The Near-Infrared Camera, second generation (NIRC2) works in combination with the Keck II adaptive optics system to obtain very sharp images at near-infrared wavelengths, achieving spatial resolutions comparable to or better than those achieved by the Hubble Space Telescope at optical wavelengths. NIRC2 is probably best known for helping to provide definitive proof of a central massive black hole at the center of our galaxy. Astronomers also use NIRC2 to map surface features of solar system bodies, detect planets orbiting other stars, and study detailed morphology of distant galaxies.
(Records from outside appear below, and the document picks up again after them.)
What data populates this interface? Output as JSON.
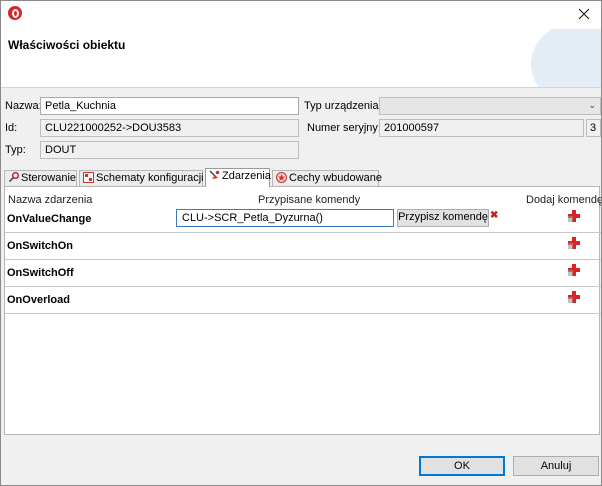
{
  "header": {
    "title": "Właściwości obiektu"
  },
  "form": {
    "name_label": "Nazwa:",
    "name_value": "Petla_Kuchnia",
    "id_label": "Id:",
    "id_value": "CLU221000252->DOU3583",
    "type_label": "Typ:",
    "type_value": "DOUT",
    "device_type_label": "Typ urządzenia:",
    "device_type_value": "",
    "serial_label": "Numer seryjny:",
    "serial_value": "201000597",
    "serial_extra": "3"
  },
  "tabs": [
    {
      "label": "Sterowanie",
      "icon": "wrench-icon"
    },
    {
      "label": "Schematy konfiguracji",
      "icon": "schema-icon"
    },
    {
      "label": "Zdarzenia",
      "icon": "events-icon",
      "active": true
    },
    {
      "label": "Cechy wbudowane",
      "icon": "star-badge-icon"
    }
  ],
  "events_table": {
    "col_event": "Nazwa zdarzenia",
    "col_commands": "Przypisane komendy",
    "col_add": "Dodaj komendę",
    "rows": [
      {
        "name": "OnValueChange",
        "command": "CLU->SCR_Petla_Dyzurna()",
        "assign_label": "Przypisz komendę"
      },
      {
        "name": "OnSwitchOn"
      },
      {
        "name": "OnSwitchOff"
      },
      {
        "name": "OnOverload"
      }
    ]
  },
  "footer": {
    "ok_label": "OK",
    "cancel_label": "Anuluj"
  },
  "colors": {
    "accent": "#0078d7",
    "brand": "#d7262c",
    "delete": "#c4211e"
  }
}
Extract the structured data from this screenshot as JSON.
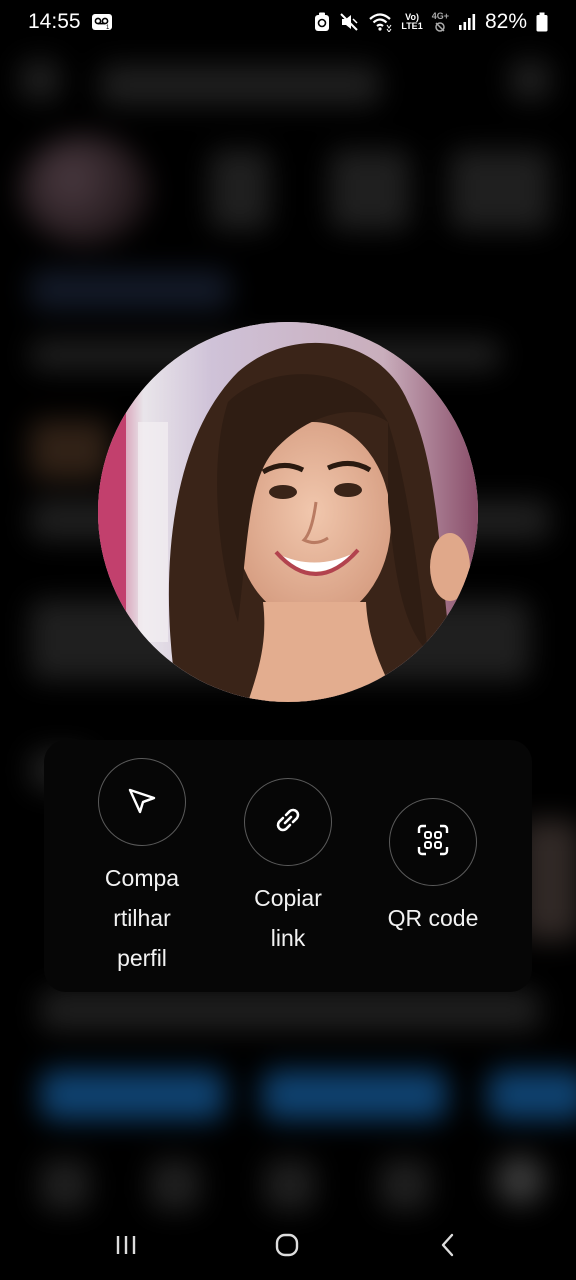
{
  "status_bar": {
    "time": "14:55",
    "network_top": "Vo)",
    "network_bottom": "LTE1",
    "network_gen": "4G+",
    "battery": "82%"
  },
  "profile": {
    "photo_icon": "profile-photo"
  },
  "share_sheet": {
    "actions": [
      {
        "label_lines": [
          "Compa",
          "rtilhar",
          "perfil"
        ],
        "icon": "send-icon"
      },
      {
        "label_lines": [
          "Copiar",
          "link"
        ],
        "icon": "link-icon"
      },
      {
        "label_lines": [
          "QR code"
        ],
        "icon": "qr-code-icon"
      }
    ]
  },
  "nav_bar": {
    "recents_icon": "recents-icon",
    "home_icon": "home-icon",
    "back_icon": "back-icon"
  }
}
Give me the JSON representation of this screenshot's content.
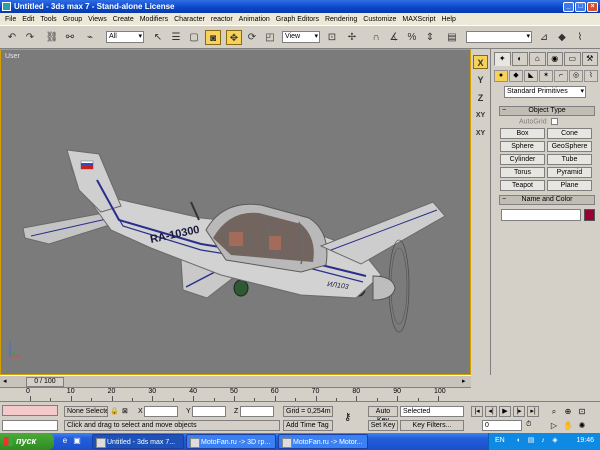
{
  "window": {
    "title": "Untitled   - 3ds max 7  - Stand-alone License",
    "buttons": [
      "_",
      "□",
      "×"
    ]
  },
  "menu": [
    "File",
    "Edit",
    "Tools",
    "Group",
    "Views",
    "Create",
    "Modifiers",
    "Character",
    "reactor",
    "Animation",
    "Graph Editors",
    "Rendering",
    "Customize",
    "MAXScript",
    "Help"
  ],
  "toolbar": {
    "selection_filter": "All",
    "ref_coord": "View",
    "named_selection": ""
  },
  "viewport": {
    "label": "User",
    "plane_registration": "RA-10300",
    "plane_nose_text": "ИЛ103",
    "bg_color": "#7b7b7b"
  },
  "nav_column": [
    "X",
    "Y",
    "Z",
    "XY",
    "XY"
  ],
  "command_panel": {
    "tabs": [
      "✦",
      "◐",
      "⌂",
      "◉",
      "▭",
      "⚒"
    ],
    "category_icons": [
      "●",
      "◆",
      "◣",
      "✶",
      "⌐",
      "◎",
      "⌇"
    ],
    "primitives_dropdown": "Standard Primitives",
    "object_type_title": "Object Type",
    "autogrid_label": "AutoGrid",
    "object_buttons": [
      "Box",
      "Cone",
      "Sphere",
      "GeoSphere",
      "Cylinder",
      "Tube",
      "Torus",
      "Pyramid",
      "Teapot",
      "Plane"
    ],
    "name_color_title": "Name and Color",
    "object_color": "#990033"
  },
  "timeline": {
    "slider_label": "0 / 100",
    "ticks": [
      "0",
      "10",
      "20",
      "30",
      "40",
      "50",
      "60",
      "70",
      "80",
      "90",
      "100"
    ]
  },
  "status": {
    "selection": "None Selecte",
    "x_label": "X",
    "y_label": "Y",
    "z_label": "Z",
    "grid": "Grid = 0,254m",
    "prompt": "Click and drag to select and move objects",
    "add_time_tag": "Add Time Tag",
    "auto_key": "Auto Key",
    "auto_key_select": "Selected",
    "set_key": "Set Key",
    "key_filters": "Key Filters...",
    "frame": "0"
  },
  "taskbar": {
    "start": "пуск",
    "tasks": [
      "Untitled  - 3ds max 7...",
      "MotoFan.ru -> 3D гр...",
      "MotoFan.ru -> Motor..."
    ],
    "lang": "EN",
    "clock": "19:46"
  }
}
The OH-Suppressing Infrared Imaging Spectrograph (OSIRIS) is one of W. M. Keck Observatory’s “integral field spectrographs.” The instrument works behind the adaptive optics system and uses an array of lenslets to sample a small rectangular patch of the sky at resolutions approaching the diffraction limit of the 10-meter Keck Telescope. OSIRIS records an infrared spectrum at each point within the patch in a single exposure, greatly enhancing its efficiency and precision when observing small objects such as distant galaxies. It is used to characterize the dynamics and composition of early stages of galaxy formation. Support for this technology was generously provided by the Heising-Simons Foundation and the National Science Foundation.
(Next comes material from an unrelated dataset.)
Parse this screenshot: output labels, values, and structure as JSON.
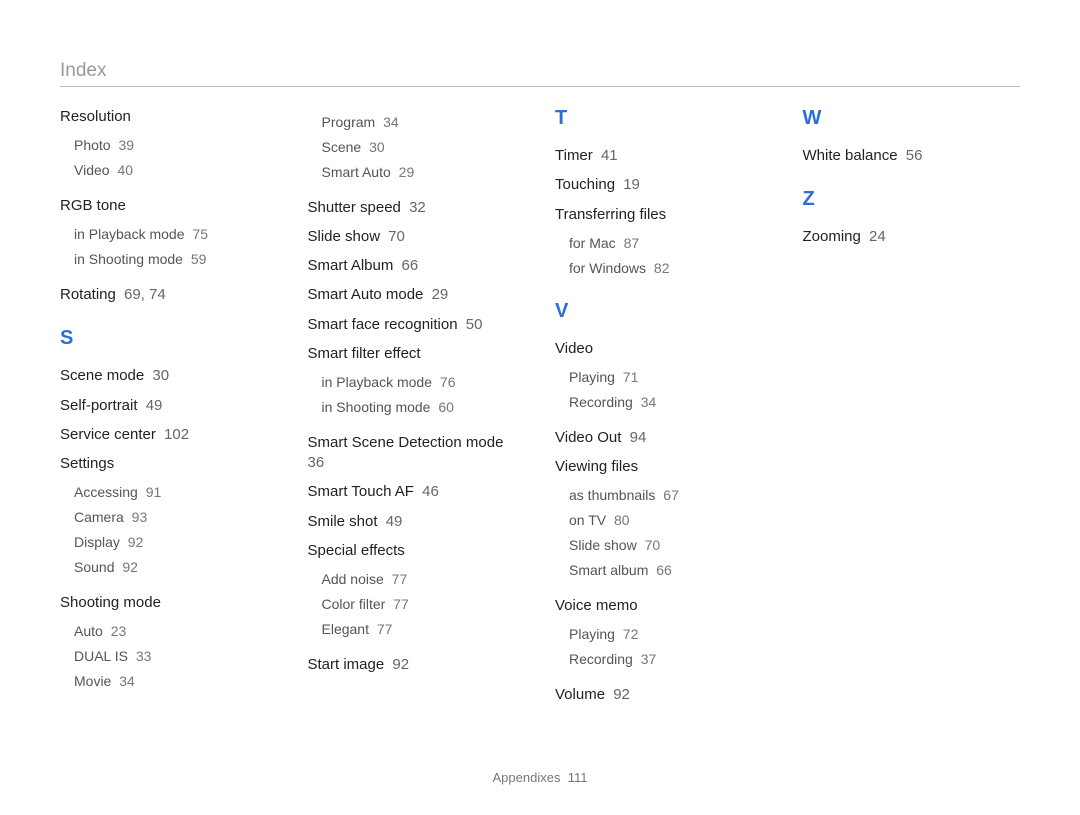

The W. M. Keck Observatory telescopes are among the most scientifically productive on Earth. The two, 10-meter optical/infrared telescopes on the summit of Maunakea on the Island of Hawaii feature a suite of advanced instruments including imagers, multi-object spectrographs, high-resolution spectrographs, integral-field spectrometers, and world-leading laser guide star adaptive optics systems. Keck Observatory is a private 501(c) 3 non-profit organization operated as a scientific partnership among the California Institute of Technology, the University of California, and the National Aeronautics and Space Administration. The Observatory was made possible by the generous financial support of the W. M. Keck Foundation. The authors wish to recognize and acknowledge the very significant cultural role and reverence that the summit of Maunakea has always had within the Native Hawaiian community.  We are most fortunate to have the opportunity to conduct observations from this mountain.